▶ Data under study:
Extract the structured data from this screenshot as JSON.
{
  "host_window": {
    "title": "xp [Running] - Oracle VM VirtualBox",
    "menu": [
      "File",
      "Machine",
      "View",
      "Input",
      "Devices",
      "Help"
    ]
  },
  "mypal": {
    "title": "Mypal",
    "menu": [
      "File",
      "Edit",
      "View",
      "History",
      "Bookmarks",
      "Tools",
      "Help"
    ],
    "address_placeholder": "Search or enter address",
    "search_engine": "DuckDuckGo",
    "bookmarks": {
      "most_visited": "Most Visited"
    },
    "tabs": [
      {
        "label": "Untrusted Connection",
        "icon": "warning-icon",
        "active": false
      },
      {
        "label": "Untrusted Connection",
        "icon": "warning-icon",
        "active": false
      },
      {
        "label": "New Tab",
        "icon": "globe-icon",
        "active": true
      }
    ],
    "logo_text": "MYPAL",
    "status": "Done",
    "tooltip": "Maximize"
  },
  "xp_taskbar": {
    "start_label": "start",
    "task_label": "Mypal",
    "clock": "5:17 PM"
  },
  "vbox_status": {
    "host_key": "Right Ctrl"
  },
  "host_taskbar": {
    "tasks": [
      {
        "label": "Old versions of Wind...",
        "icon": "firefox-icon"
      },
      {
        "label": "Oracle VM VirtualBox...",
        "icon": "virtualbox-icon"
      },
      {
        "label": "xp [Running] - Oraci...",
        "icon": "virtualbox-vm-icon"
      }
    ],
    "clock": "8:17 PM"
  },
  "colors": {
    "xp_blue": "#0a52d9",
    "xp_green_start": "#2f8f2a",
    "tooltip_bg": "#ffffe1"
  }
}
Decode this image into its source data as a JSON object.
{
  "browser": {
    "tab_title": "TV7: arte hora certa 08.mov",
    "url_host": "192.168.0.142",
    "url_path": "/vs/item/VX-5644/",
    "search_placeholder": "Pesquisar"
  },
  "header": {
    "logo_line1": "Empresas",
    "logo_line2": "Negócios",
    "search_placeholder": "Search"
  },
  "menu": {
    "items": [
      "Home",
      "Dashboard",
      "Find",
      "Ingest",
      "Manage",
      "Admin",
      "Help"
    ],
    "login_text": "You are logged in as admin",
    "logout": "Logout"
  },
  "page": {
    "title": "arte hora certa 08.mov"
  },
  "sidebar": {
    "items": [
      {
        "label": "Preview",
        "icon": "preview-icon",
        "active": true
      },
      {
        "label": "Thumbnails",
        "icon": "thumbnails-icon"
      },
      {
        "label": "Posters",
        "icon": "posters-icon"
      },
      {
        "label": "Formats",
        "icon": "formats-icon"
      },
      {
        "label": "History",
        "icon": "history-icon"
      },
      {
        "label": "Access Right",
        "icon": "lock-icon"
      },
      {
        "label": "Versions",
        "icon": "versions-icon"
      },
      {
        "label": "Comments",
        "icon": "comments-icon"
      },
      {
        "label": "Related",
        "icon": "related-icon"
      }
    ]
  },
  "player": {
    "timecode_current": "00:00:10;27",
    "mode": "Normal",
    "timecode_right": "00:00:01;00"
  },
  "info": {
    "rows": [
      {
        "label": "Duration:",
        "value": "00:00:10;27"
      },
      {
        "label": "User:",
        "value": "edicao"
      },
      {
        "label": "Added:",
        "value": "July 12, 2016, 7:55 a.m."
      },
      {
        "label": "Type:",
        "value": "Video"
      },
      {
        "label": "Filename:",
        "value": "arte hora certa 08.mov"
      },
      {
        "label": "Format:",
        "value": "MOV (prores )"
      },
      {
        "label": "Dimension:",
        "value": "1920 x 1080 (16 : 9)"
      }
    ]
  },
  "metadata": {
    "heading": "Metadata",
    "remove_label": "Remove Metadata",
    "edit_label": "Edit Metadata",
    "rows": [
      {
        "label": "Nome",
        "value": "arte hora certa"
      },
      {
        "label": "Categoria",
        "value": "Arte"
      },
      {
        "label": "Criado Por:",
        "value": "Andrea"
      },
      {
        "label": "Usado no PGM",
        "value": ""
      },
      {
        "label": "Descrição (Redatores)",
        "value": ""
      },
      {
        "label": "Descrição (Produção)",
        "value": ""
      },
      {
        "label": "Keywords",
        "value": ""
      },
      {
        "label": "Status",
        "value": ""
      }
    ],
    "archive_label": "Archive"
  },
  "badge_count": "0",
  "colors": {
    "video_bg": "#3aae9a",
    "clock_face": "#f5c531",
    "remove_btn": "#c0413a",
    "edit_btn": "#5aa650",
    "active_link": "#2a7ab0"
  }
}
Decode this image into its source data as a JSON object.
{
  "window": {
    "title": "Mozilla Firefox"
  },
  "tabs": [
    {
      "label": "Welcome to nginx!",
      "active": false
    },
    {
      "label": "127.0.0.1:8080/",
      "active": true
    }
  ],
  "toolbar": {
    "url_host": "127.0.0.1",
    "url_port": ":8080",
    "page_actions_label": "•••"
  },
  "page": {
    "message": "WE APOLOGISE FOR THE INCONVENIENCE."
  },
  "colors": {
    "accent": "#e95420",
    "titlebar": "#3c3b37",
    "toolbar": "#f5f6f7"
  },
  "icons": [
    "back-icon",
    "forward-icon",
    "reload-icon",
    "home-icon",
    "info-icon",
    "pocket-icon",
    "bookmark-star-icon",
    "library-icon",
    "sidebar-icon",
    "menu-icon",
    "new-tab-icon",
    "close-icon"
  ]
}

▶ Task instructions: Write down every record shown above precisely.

▶ Your solution:
Extract the structured data from this screenshot as JSON.
{
  "host_window": {
    "title": "xp [Running] - Oracle VM VirtualBox",
    "menu": [
      "File",
      "Machine",
      "View",
      "Input",
      "Devices",
      "Help"
    ]
  },
  "mypal": {
    "title": "Mypal",
    "menu": [
      "File",
      "Edit",
      "View",
      "History",
      "Bookmarks",
      "Tools",
      "Help"
    ],
    "address_placeholder": "Search or enter address",
    "search_engine": "DuckDuckGo",
    "bookmarks": {
      "most_visited": "Most Visited"
    },
    "tabs": [
      {
        "label": "Untrusted Connection",
        "icon": "warning-icon",
        "active": false
      },
      {
        "label": "Untrusted Connection",
        "icon": "warning-icon",
        "active": false
      },
      {
        "label": "New Tab",
        "icon": "globe-icon",
        "active": true
      }
    ],
    "logo_text": "MYPAL",
    "status": "Done",
    "tooltip": "Maximize"
  },
  "xp_taskbar": {
    "start_label": "start",
    "task_label": "Mypal",
    "clock": "5:17 PM"
  },
  "vbox_status": {
    "host_key": "Right Ctrl"
  },
  "host_taskbar": {
    "tasks": [
      {
        "label": "Old versions of Wind...",
        "icon": "firefox-icon"
      },
      {
        "label": "Oracle VM VirtualBox...",
        "icon": "virtualbox-icon"
      },
      {
        "label": "xp [Running] - Oraci...",
        "icon": "virtualbox-vm-icon"
      }
    ],
    "clock": "8:17 PM"
  },
  "colors": {
    "xp_blue": "#0a52d9",
    "xp_green_start": "#2f8f2a",
    "tooltip_bg": "#ffffe1"
  }
}
Decode this image into its source data as a JSON object.
{
  "browser": {
    "tab_title": "TV7: arte hora certa 08.mov",
    "url_host": "192.168.0.142",
    "url_path": "/vs/item/VX-5644/",
    "search_placeholder": "Pesquisar"
  },
  "header": {
    "logo_line1": "Empresas",
    "logo_line2": "Negócios",
    "search_placeholder": "Search"
  },
  "menu": {
    "items": [
      "Home",
      "Dashboard",
      "Find",
      "Ingest",
      "Manage",
      "Admin",
      "Help"
    ],
    "login_text": "You are logged in as admin",
    "logout": "Logout"
  },
  "page": {
    "title": "arte hora certa 08.mov"
  },
  "sidebar": {
    "items": [
      {
        "label": "Preview",
        "icon": "preview-icon",
        "active": true
      },
      {
        "label": "Thumbnails",
        "icon": "thumbnails-icon"
      },
      {
        "label": "Posters",
        "icon": "posters-icon"
      },
      {
        "label": "Formats",
        "icon": "formats-icon"
      },
      {
        "label": "History",
        "icon": "history-icon"
      },
      {
        "label": "Access Right",
        "icon": "lock-icon"
      },
      {
        "label": "Versions",
        "icon": "versions-icon"
      },
      {
        "label": "Comments",
        "icon": "comments-icon"
      },
      {
        "label": "Related",
        "icon": "related-icon"
      }
    ]
  },
  "player": {
    "timecode_current": "00:00:10;27",
    "mode": "Normal",
    "timecode_right": "00:00:01;00"
  },
  "info": {
    "rows": [
      {
        "label": "Duration:",
        "value": "00:00:10;27"
      },
      {
        "label": "User:",
        "value": "edicao"
      },
      {
        "label": "Added:",
        "value": "July 12, 2016, 7:55 a.m."
      },
      {
        "label": "Type:",
        "value": "Video"
      },
      {
        "label": "Filename:",
        "value": "arte hora certa 08.mov"
      },
      {
        "label": "Format:",
        "value": "MOV (prores )"
      },
      {
        "label": "Dimension:",
        "value": "1920 x 1080 (16 : 9)"
      }
    ]
  },
  "metadata": {
    "heading": "Metadata",
    "remove_label": "Remove Metadata",
    "edit_label": "Edit Metadata",
    "rows": [
      {
        "label": "Nome",
        "value": "arte hora certa"
      },
      {
        "label": "Categoria",
        "value": "Arte"
      },
      {
        "label": "Criado Por:",
        "value": "Andrea"
      },
      {
        "label": "Usado no PGM",
        "value": ""
      },
      {
        "label": "Descrição (Redatores)",
        "value": ""
      },
      {
        "label": "Descrição (Produção)",
        "value": ""
      },
      {
        "label": "Keywords",
        "value": ""
      },
      {
        "label": "Status",
        "value": ""
      }
    ],
    "archive_label": "Archive"
  },
  "badge_count": "0",
  "colors": {
    "video_bg": "#3aae9a",
    "clock_face": "#f5c531",
    "remove_btn": "#c0413a",
    "edit_btn": "#5aa650",
    "active_link": "#2a7ab0"
  }
}
Decode this image into its source data as a JSON object.
{
  "window": {
    "title": "Mozilla Firefox"
  },
  "tabs": [
    {
      "label": "Welcome to nginx!",
      "active": false
    },
    {
      "label": "127.0.0.1:8080/",
      "active": true
    }
  ],
  "toolbar": {
    "url_host": "127.0.0.1",
    "url_port": ":8080",
    "page_actions_label": "•••"
  },
  "page": {
    "message": "WE APOLOGISE FOR THE INCONVENIENCE."
  },
  "colors": {
    "accent": "#e95420",
    "titlebar": "#3c3b37",
    "toolbar": "#f5f6f7"
  },
  "icons": [
    "back-icon",
    "forward-icon",
    "reload-icon",
    "home-icon",
    "info-icon",
    "pocket-icon",
    "bookmark-star-icon",
    "library-icon",
    "sidebar-icon",
    "menu-icon",
    "new-tab-icon",
    "close-icon"
  ]
}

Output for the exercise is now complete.